Directed by Fassbinder, WORLD ON A WIRE is choc- full of many of the director’s trademark touches, along with a cavalcade of directorial flourishes. Be it a long, circular tracking shot around a table, or the placement of the camera just an inch too low, making the frame absolutely unforgettable, Fassbinder gives an otherwise really slow moving piece of naturalistic sci-fi a great sense of energy. Fassbinder re-teams with long time director of photography Michael Ballhaus for this film, and is one of the director’s more beautiful pieces. The sets really pop with Ballhaus’ neon palette, and the camera moves with such a lyrical ease that it’s really a breathtaking piece of filmmaking from a long-collaborating duo.
The performances here are also really top-notch. The film stars Klaus Lowitsch as Stiller, and while his turn may come off as a bit melodramatic, it genuinely adds quite a bit to the feature. The performance is inherently a bit over-the-top. Be it the silly expressions he makes occasionally, or the percussive nature with which he speaks, the performance is bombastic, but in a way that adds to the film instead of takes away from it. Barbara Valentin is great here as Gloria Fromm, with Ulli Lommel really stealing the show as a journalist who Fred Stiller meets later on during the film. Similarly to Fassbinder’s brilliant but intimidating BERLIN ALEXANDERPLATZ, WORLD ON A WIRE is lengthy in runtime, but it’s not only a massively engaging in its visual style and performances, but it’s also a dense piece of philosophy blending science fiction with a subject that has sparked the human imagination since Plato.
Best described as a science-fiction take on Plato’s Theory Of Forms, the film derives directly from the philosopher.
Within the Theory Of Forms, Plato states one singular idea, which itself is at the core of WORLD ON A WIRE: this is not the real world. To Plato (or at least according to his dialogues with Socrates), the world that we ourselves live in, is simply an image or a carbon copy of sorts, of the true “real” world. Within this dialogue with Socrates, it is revealed that to him, everything that we see is nothing more than an abstract take on an unseen “type” of entity. Take the car that you, your neighbor, or anyone around you owns. That car is indeed “a car,” but according to this theory, it’s not “the” car. The actual car is an unseen and unchanging being that allows for the thing that you and I see to exist. Another example of this would be the idea of multiple universes. In the opening of SLACKER, Richard Linklater’s characters spouts off a dream he recently had in which he began thinking that each of the decisions you and I make ultimately lead to various other realities. These realities, born out of one unchanging reality, can be considered a “type” of being, at the biggest of possible scales.
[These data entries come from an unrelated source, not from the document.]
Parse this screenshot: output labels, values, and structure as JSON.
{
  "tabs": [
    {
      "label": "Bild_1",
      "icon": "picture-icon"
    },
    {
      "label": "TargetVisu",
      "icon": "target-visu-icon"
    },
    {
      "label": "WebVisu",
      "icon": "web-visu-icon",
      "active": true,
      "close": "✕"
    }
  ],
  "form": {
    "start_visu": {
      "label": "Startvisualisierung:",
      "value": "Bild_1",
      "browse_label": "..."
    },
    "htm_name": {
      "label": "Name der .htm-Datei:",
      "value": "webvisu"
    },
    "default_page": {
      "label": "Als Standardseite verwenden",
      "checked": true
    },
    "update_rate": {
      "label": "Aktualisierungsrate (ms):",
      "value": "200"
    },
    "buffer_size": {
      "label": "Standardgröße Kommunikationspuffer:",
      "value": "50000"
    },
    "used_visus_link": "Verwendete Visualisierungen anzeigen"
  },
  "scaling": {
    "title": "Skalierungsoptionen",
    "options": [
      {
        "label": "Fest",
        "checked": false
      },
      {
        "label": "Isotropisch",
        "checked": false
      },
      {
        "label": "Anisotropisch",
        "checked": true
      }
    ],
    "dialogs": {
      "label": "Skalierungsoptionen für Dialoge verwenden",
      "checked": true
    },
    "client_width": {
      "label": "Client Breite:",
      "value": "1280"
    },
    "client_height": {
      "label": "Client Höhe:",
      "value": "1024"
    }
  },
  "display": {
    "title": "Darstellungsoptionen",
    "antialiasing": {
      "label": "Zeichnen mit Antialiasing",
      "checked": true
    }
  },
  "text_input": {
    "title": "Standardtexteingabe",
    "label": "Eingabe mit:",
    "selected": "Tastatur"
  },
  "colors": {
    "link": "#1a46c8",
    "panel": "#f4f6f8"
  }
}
To understand this is to deeply understand the world of WORLD ON A WIRE. The narrative is, at its core, as much of a piece of Socratic or Plato theory as THE MATRIX is, and is one of the richest pieces of science fiction that cinema has to offer. Best described as not only an adaptation of a novel but also of Plato’s Allegory of the Cave, WORLD ON A WIRE is a thought-provoking masterpiece from one of cinema’s most prolific filmmakers (Fassbinder helmed 40+ features before dying at the age of 37), and a stunning piece of both cinema and human philosophy.
WORLD ON A WIRE is currently available to watch on The Criterion Collection’s Hulu Plus page. Subscribe here, and receive two free weeks.